WPDFD Issue #13 - April 01, 1999
Some very interesting facts emerged from the Web Page Design for Designers Survey. With well over five thousand responses so far, it shows that readers of this site are predominantly graphics designers, a disproportionate number of them use Macintosh computers and they prefer Netscape as their primary browser. However, general Web surfers tend to use Windows machines and recent figures show that Microsoft Internet Explorer has overtaken Netscape in the browser market.
By far, the most obvious difference between Mac and Windows Web page is the size of fonts. Any font size specified on a Mac will turn out at least 33% bigger on a Windows machine, but the GIFs and JPEGs stay the same size. When the font size increases by 33% the lines wrap differently and blocks of text take up more room on the page. Unlike print design, where 10 point type is always 10 point type, a Web surfer has the option to set whatever default size and font they like, so Mac/PC differences apart, it is not a good idea to assume that the type size that you see on your machine is what your reader will be seeing.

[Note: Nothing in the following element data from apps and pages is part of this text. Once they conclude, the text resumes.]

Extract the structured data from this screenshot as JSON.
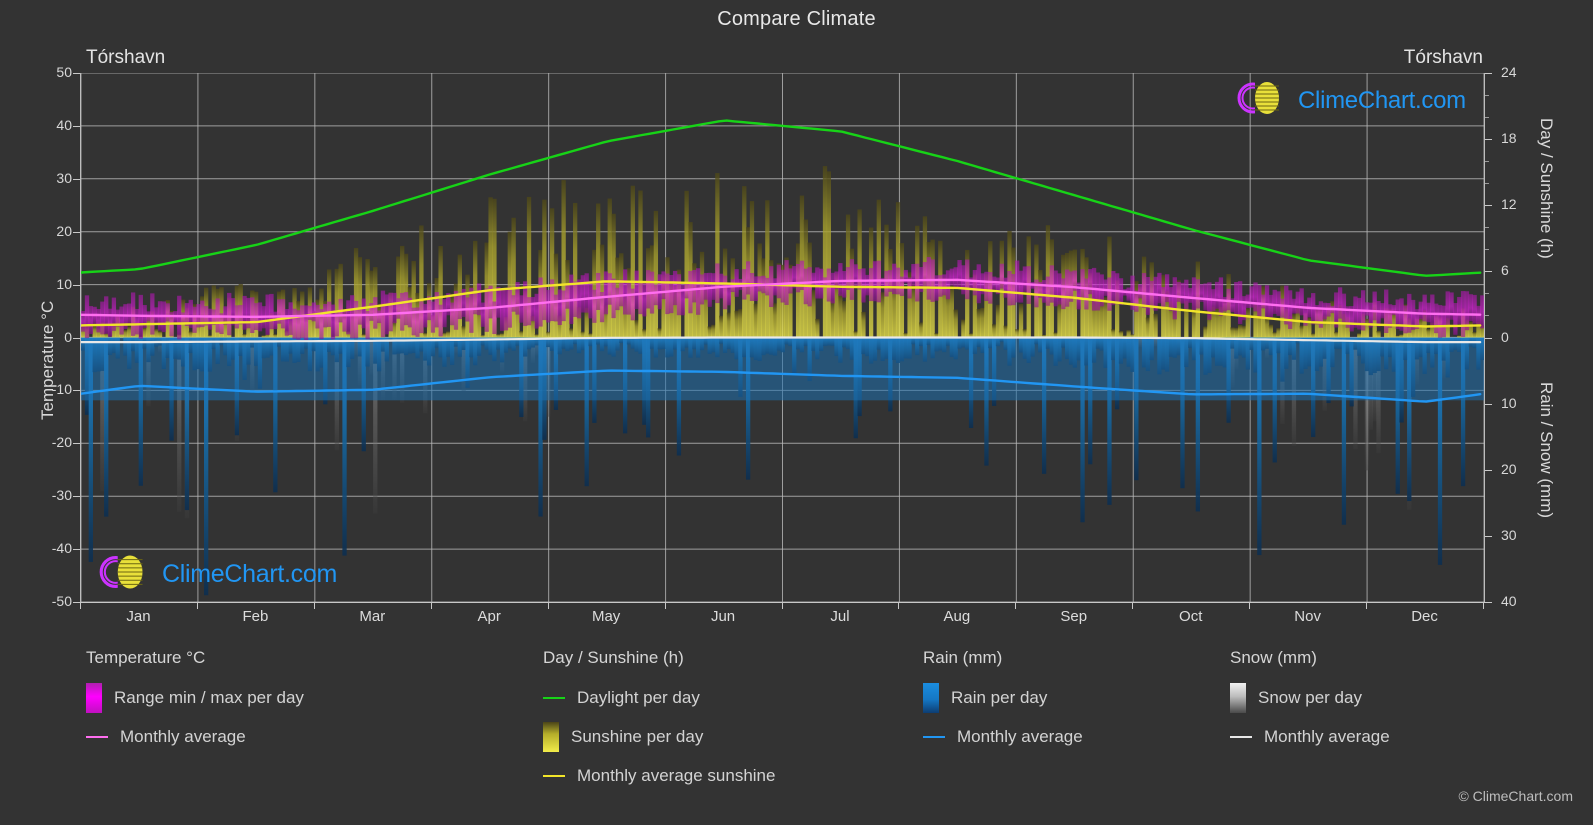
{
  "header": {
    "title": "Compare Climate",
    "left_location": "Tórshavn",
    "right_location": "Tórshavn"
  },
  "branding": {
    "logo_text": "ClimeChart.com",
    "copyright": "© ClimeChart.com",
    "logo_ring_color": "#cc33ff",
    "logo_globe_color": "#e8e03a",
    "logo_text_color": "#2196f3"
  },
  "axes": {
    "temperature_title": "Temperature °C",
    "day_title": "Day / Sunshine (h)",
    "rain_title": "Rain / Snow (mm)",
    "temperature_ticks": [
      50,
      40,
      30,
      20,
      10,
      0,
      -10,
      -20,
      -30,
      -40,
      -50
    ],
    "day_ticks": [
      24,
      18,
      12,
      6,
      0
    ],
    "rain_ticks": [
      0,
      10,
      20,
      30,
      40
    ],
    "months": [
      "Jan",
      "Feb",
      "Mar",
      "Apr",
      "May",
      "Jun",
      "Jul",
      "Aug",
      "Sep",
      "Oct",
      "Nov",
      "Dec"
    ]
  },
  "legend": {
    "temperature": {
      "heading": "Temperature °C",
      "items": [
        {
          "label": "Range min / max per day",
          "marker": "gradient-box",
          "color": "#ff00ff"
        },
        {
          "label": "Monthly average",
          "marker": "line",
          "color": "#ff6ef0"
        }
      ]
    },
    "day": {
      "heading": "Day / Sunshine (h)",
      "items": [
        {
          "label": "Daylight per day",
          "marker": "line",
          "color": "#17d317"
        },
        {
          "label": "Sunshine per day",
          "marker": "gradient-box",
          "color": "#f2ec4a"
        },
        {
          "label": "Monthly average sunshine",
          "marker": "line",
          "color": "#f2e52a"
        }
      ]
    },
    "rain": {
      "heading": "Rain (mm)",
      "items": [
        {
          "label": "Rain per day",
          "marker": "gradient-box",
          "color": "#1a8de0"
        },
        {
          "label": "Monthly average",
          "marker": "line",
          "color": "#2196f3"
        }
      ]
    },
    "snow": {
      "heading": "Snow (mm)",
      "items": [
        {
          "label": "Snow per day",
          "marker": "gradient-box",
          "color": "#dddddd"
        },
        {
          "label": "Monthly average",
          "marker": "line",
          "color": "#e8e8e8"
        }
      ]
    }
  },
  "chart_data": {
    "type": "line",
    "title": "Compare Climate",
    "subtitle": "Tórshavn",
    "xlabel": "",
    "ylabel": "Temperature °C",
    "categories": [
      "Jan",
      "Feb",
      "Mar",
      "Apr",
      "May",
      "Jun",
      "Jul",
      "Aug",
      "Sep",
      "Oct",
      "Nov",
      "Dec"
    ],
    "axis_ranges": {
      "temperature_c": [
        -50,
        50
      ],
      "day_sunshine_h": [
        0,
        24
      ],
      "rain_snow_mm": [
        0,
        40
      ]
    },
    "grid": true,
    "legend_position": "below",
    "series": [
      {
        "name": "Daylight per day",
        "unit": "h",
        "color": "#17d317",
        "axis": "day_sunshine_h",
        "values": [
          6.2,
          8.4,
          11.5,
          14.8,
          17.8,
          19.7,
          18.7,
          16.0,
          12.9,
          9.8,
          7.0,
          5.6
        ]
      },
      {
        "name": "Monthly average sunshine",
        "unit": "h",
        "color": "#f2e52a",
        "axis": "day_sunshine_h",
        "values": [
          1.2,
          1.4,
          2.8,
          4.3,
          5.1,
          4.9,
          4.6,
          4.5,
          3.6,
          2.4,
          1.4,
          1.0
        ]
      },
      {
        "name": "Monthly average temperature",
        "unit": "°C",
        "color": "#ff6ef0",
        "axis": "temperature_c",
        "values": [
          4.1,
          3.9,
          4.3,
          5.6,
          7.7,
          9.6,
          10.7,
          10.9,
          9.5,
          7.5,
          5.6,
          4.5
        ]
      },
      {
        "name": "Rain monthly average",
        "unit": "mm",
        "color": "#2196f3",
        "axis": "rain_snow_mm",
        "values": [
          7.3,
          8.2,
          7.9,
          6.0,
          5.0,
          5.2,
          5.8,
          6.1,
          7.4,
          8.6,
          8.5,
          9.7
        ]
      },
      {
        "name": "Snow monthly average",
        "unit": "mm",
        "color": "#e8e8e8",
        "axis": "rain_snow_mm",
        "values": [
          0.7,
          0.6,
          0.5,
          0.3,
          0.05,
          0.0,
          0.0,
          0.0,
          0.0,
          0.1,
          0.4,
          0.7
        ]
      }
    ],
    "daily_bands": {
      "temperature_range_min": [
        1.5,
        1.2,
        1.6,
        2.6,
        4.6,
        6.8,
        8.2,
        8.4,
        7.0,
        5.0,
        3.1,
        2.0
      ],
      "temperature_range_max": [
        6.6,
        6.4,
        6.8,
        8.4,
        10.7,
        12.3,
        13.2,
        13.3,
        11.8,
        9.8,
        8.0,
        7.0
      ],
      "sunshine_max_h": [
        3.5,
        6.0,
        9.5,
        13.0,
        15.5,
        16.5,
        15.5,
        13.0,
        10.0,
        7.0,
        4.0,
        3.0
      ],
      "rain_max_mm": [
        38,
        40,
        38,
        30,
        25,
        22,
        24,
        26,
        33,
        36,
        38,
        40
      ],
      "snow_max_mm": [
        30,
        34,
        28,
        18,
        6,
        0,
        0,
        0,
        0,
        5,
        22,
        35
      ]
    }
  }
}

You may have been told that graphics appear darker on a PC than on a Mac. This is only a half-truth. The colors in the Web palette are 20% steps of Red, Green and Blue and are shown in the chart opposite. Ideally, you should see five shades of each color, the sixth, (0%) is black in each case. If the 20% shade of each colour looks black too, then the monitor is not responding in a visibly linear fashion.

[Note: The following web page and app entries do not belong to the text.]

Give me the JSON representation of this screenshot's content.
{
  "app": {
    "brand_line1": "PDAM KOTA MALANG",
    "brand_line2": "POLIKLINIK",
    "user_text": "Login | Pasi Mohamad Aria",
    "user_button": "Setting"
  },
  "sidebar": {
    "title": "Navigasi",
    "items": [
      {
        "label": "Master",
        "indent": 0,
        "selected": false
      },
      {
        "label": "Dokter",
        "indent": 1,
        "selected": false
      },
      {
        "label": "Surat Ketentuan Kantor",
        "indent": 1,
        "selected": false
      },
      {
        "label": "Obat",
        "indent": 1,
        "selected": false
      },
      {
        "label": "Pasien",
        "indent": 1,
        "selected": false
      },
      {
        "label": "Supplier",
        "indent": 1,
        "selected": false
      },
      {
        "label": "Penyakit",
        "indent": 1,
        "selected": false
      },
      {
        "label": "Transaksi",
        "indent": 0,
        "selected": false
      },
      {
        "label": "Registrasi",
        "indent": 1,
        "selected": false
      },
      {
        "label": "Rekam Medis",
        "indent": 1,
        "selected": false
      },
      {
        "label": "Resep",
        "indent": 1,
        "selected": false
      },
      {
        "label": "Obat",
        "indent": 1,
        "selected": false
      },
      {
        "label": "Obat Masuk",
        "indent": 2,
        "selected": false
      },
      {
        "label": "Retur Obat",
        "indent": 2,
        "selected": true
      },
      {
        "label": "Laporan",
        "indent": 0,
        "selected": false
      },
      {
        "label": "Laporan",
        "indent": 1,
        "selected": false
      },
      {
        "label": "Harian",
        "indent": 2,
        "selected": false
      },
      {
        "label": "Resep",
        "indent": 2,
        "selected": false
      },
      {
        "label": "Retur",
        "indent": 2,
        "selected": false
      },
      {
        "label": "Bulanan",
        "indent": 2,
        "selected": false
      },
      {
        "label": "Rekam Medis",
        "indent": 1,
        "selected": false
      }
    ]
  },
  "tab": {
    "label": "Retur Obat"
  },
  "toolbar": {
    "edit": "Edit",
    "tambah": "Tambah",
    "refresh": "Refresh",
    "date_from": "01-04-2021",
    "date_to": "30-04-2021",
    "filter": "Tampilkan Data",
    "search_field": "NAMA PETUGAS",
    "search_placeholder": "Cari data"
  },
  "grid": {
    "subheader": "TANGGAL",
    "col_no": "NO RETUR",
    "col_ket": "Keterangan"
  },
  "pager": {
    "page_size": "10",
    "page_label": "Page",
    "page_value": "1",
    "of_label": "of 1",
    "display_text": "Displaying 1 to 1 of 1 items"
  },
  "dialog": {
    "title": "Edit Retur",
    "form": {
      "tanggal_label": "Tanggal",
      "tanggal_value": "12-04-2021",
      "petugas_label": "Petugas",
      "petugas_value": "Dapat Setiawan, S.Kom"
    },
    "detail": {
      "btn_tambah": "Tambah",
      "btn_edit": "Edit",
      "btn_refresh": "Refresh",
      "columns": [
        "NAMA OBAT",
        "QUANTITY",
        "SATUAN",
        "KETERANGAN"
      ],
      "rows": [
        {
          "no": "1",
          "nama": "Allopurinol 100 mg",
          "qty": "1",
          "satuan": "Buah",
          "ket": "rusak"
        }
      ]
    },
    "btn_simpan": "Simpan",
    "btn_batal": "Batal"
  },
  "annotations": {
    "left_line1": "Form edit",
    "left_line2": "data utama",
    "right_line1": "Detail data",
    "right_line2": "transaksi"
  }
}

With the ability to change default font sizes in a browser and to change the gamma with GammaToggleFKEY, it is fairly easy to simulate a PC browsing environment on a Mac screen, but wait, the differences between Mac and PC versions of Netscape and MsIE are even more of a headache and you can't so easily simulate those. You either need to have a real PC or a Windows emulator like SoftWindows or VirtualPC.

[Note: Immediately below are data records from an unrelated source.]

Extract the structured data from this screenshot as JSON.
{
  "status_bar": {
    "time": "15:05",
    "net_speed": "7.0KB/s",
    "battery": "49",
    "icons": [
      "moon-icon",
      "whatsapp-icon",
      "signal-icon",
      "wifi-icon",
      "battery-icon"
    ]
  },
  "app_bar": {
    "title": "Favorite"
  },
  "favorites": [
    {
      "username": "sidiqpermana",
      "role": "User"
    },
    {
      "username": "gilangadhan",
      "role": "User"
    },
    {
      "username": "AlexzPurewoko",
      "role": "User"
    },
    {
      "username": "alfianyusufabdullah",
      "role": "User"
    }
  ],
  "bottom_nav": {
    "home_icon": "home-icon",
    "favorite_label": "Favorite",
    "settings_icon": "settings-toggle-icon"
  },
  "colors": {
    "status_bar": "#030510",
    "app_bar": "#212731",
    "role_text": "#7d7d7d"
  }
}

Usually, I try to keep reviews non-platform specific but as this month's editorial is biased towards Mac users anyway, this review will be of more interest to them. If anyone knows of a similar product for PCs, please let me know. If you work in both print and Web design you need to adjust your monitor gamma differently for each situation. The default Mac gamma of 1.8 gives a fairly accurate preview of how a picture will look on a printed page and assumes that there will be a slight 'dot gain' as the ink spreads a little on each halftone dot.